Forty-three Aprils ago, a young reporter from Newsday came to Glasgow to cover a championship checker tournament. Through The Glasgow Daily Times, she sought a photographer to accompany her at the event. For a few days the reporter and the photographer worked together, doing what reporters and photographers do. In addition to the Newsday coverage, the stories went out over the LA Times-Washington Post wire service.
The reporter was Susan Page. The photographer was me.
These days, Susan is the Washington Bureau Chief for USA Today and a frequent guest on CBS This Morning. She’s also a biographer. Her book, “The Matriarch: Barbara Bush and the Making of the American Dynasty,” was published earlier this month.
During a recent conversation, I asked Susan if she remembered her trip to Glasgow.
“I remember very clearly,” she responded. “Who would not remember their first trip out of town as a reporter? Since then, of course, I’ve ended up reporting from six continents and dozens of foreign countries, but I remember that first trip very well.”
She described Glasgow as a “friendly town,” where she said, “people were very nice.”
Susan regarded that trip as a good experience. “You have to do something a couple of times to learn how it works. Glasgow was like graduate school for me.”
She had started working as a reporter for Newsday, and soon had the opportunity to do out of town trips. She described the early trip assignments, like the first one to Glasgow, as crucial training for everything that followed. “I’m grateful to the people of Glasgow,” she said, “for making that a pleasant experience and not a terrifying one.”
“What have been some highlights of your reporting since 1976?”
Susan told me she had interviewed the past nine Presidents. “Given that we’ve only had 44 Presidents, that seems like a lot. Either I’m very old or we’re a very young country, ‘cause I’ve interviewed more than one out of five of the people who’ve ever served as President. “ Then she added, “I’ll tell you another highlight. I interviewed Stephen Hawking in 2000.” She described that encounter as “pretty remarkable.”
For the recently published biography, Susan had five interviews with Barbara Bush and more than a hundred with other sources.
While Susan contends America really thought they knew Barbara Bush, she hopes the book may help readers even better understand the former First Lady. “She was consequential in the things she did both during her husband’s Presidency and during her son’s Presidency on issues like AIDS, for instance.” Susan also feels Mrs. Bush was a more complicated woman than most people realized. “She had more pain and grief in her life than most folks understood, so that was the story I wanted to tell.”
I asked what it had been like to interview the Matriarch.
Susan was quick to respond, “It was great. She was candid and honest. She was funny and sharp.

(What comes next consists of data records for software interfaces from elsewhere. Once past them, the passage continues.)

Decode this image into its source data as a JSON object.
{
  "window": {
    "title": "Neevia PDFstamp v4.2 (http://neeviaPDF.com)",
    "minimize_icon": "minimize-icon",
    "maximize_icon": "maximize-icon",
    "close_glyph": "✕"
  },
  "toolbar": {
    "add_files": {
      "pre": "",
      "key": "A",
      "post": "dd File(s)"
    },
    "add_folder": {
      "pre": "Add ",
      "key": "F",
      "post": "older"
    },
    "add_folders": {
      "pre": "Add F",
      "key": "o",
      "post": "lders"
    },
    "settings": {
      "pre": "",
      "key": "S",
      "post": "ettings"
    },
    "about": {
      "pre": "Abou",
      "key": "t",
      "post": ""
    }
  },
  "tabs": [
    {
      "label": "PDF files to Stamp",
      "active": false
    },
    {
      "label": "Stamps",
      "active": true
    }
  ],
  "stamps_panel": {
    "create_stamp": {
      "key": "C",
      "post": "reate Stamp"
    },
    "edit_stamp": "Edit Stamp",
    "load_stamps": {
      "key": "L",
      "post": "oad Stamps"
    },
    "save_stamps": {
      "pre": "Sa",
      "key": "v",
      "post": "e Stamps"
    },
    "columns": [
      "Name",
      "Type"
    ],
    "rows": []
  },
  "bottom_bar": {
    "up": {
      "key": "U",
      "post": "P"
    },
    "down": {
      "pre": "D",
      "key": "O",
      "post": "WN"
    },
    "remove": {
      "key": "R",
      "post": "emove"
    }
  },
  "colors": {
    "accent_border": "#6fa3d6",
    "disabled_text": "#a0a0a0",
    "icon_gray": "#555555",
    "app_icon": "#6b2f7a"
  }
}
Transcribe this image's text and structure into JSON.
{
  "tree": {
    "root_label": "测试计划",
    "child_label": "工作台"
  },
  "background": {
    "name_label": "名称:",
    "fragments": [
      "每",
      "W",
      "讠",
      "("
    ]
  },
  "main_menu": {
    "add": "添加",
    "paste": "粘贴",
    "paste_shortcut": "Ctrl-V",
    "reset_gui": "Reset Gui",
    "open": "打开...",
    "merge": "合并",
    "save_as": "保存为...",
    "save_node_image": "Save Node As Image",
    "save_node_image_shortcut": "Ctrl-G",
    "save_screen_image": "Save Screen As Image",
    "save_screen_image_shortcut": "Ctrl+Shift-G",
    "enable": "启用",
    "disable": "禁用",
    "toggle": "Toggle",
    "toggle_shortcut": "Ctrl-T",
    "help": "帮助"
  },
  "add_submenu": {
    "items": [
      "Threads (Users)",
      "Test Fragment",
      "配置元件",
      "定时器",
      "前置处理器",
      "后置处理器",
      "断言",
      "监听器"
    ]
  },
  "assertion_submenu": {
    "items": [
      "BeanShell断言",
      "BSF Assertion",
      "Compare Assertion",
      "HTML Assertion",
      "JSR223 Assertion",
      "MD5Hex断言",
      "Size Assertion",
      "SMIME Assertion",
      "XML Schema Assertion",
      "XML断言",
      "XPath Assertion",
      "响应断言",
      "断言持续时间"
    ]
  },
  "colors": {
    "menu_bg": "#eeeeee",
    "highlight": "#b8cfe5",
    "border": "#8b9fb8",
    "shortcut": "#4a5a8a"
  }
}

At the end of the fifth interview she said I could see her diaries, which was something I hadn’t expected, and which was a great privilege.”
I’m not surprised Susan was received so well during those interviews. While I don’t remember much about the checker tournament, I do remember getting to know Susan. She impressed me as someone who was very bright and interested in her work. And she was incredibly nice. I suspect Barbara Bush may have found her to be the same.